- Script Component: Gatsby’s Script component offers a convenient way to declare different loading strategies, and a default loading strategy that gives Gatsby users strong performance out of the box.
- Head API: Gatsby includes a built-in
Headexport that allows you to add elements to the document head of your pages. Compared to react-helmet or other similar solutions, Gatsby Head is easier to use, more performant, has a smaller bundle size, and supports the latest React features.
- MDX v2:
gatsby-plugin-mdxwas updated to support MDX v2. All of the speed, bundle size, and syntax improvements for MDX v2 can be taken advantage of in Gatsby.
- TypeScript & GraphQL Typegen: You can write your
gatsby-nodein TypeScript now. Together with GraphQL Typegen which automatically generates TypeScript types for your GraphQL queries you can author all your Gatsby code in TypeScript.
- Image CDN: Images are typically the largest files on a site and delay page load significantly while they are pulled over the network. With Image CDN, image processing can be done outside of your builds so you can ship your content even faster.
A big Thank You to our community who contributed to this release 💜
- mattmuroya: chore(gatsby-source-contentful): Correct image embed code sample PR #36670
- yasell: fix(gatsby): remove unused console.log PR #36713
- ashhitch: chore(docs): Update storybook main.js examples to be consistant PR #36702
- joshterrill: chore: Update old placehold.it URLs PR #36731
- Toxillo: chore(docs): Update tutorial part 5 with a better fitting screenshot PR #36741
- ShaunDychko: chore(gatsby-plugin-sitemap): Document
excludesglob matching PR #36690
- Lightwight: fix(gatsby-page-utils): path creation on windows filesystem PR #36766
- kentmz: chore(docs): added Dialoguewise to headless cms list PR #36651
- brysongilbert: chore(gatsby-core-utils): Update README with correct cpuCoreCount args PR #36838
- mac2000: feat(gatsby-remark-embed-snippet): added csproj to language map so it will be recognized as xml PR #36919

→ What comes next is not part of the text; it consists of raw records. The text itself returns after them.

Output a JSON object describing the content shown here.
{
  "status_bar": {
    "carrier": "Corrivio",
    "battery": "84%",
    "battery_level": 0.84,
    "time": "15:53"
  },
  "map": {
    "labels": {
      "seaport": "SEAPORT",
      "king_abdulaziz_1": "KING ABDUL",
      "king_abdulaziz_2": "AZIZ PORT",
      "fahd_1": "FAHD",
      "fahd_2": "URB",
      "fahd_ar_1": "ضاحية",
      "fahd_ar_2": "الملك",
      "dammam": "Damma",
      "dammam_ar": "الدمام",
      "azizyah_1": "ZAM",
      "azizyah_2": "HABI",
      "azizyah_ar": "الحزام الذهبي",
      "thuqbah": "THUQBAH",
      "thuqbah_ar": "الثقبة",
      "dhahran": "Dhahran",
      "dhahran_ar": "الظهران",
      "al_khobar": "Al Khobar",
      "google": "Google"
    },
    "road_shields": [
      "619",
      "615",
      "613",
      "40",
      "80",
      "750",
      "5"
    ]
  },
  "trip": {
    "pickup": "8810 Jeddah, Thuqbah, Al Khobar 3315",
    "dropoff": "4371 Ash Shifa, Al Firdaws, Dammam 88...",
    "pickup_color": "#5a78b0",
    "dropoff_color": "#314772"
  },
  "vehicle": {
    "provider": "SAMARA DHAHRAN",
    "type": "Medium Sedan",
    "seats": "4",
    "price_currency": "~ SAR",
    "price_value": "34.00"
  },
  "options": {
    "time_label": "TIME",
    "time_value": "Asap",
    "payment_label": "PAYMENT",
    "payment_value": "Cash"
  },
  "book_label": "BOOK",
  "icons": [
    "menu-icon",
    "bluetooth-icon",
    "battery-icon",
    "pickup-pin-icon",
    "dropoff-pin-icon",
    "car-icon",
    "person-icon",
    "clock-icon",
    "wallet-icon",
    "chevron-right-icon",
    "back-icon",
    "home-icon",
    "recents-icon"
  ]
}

- BreGoNunez: chore(docs): Add clarification for Pro Tip on Part 4 of tutorial PR #36918
- roryclaasen: chore(gatsby-link): Correct type export PR #36968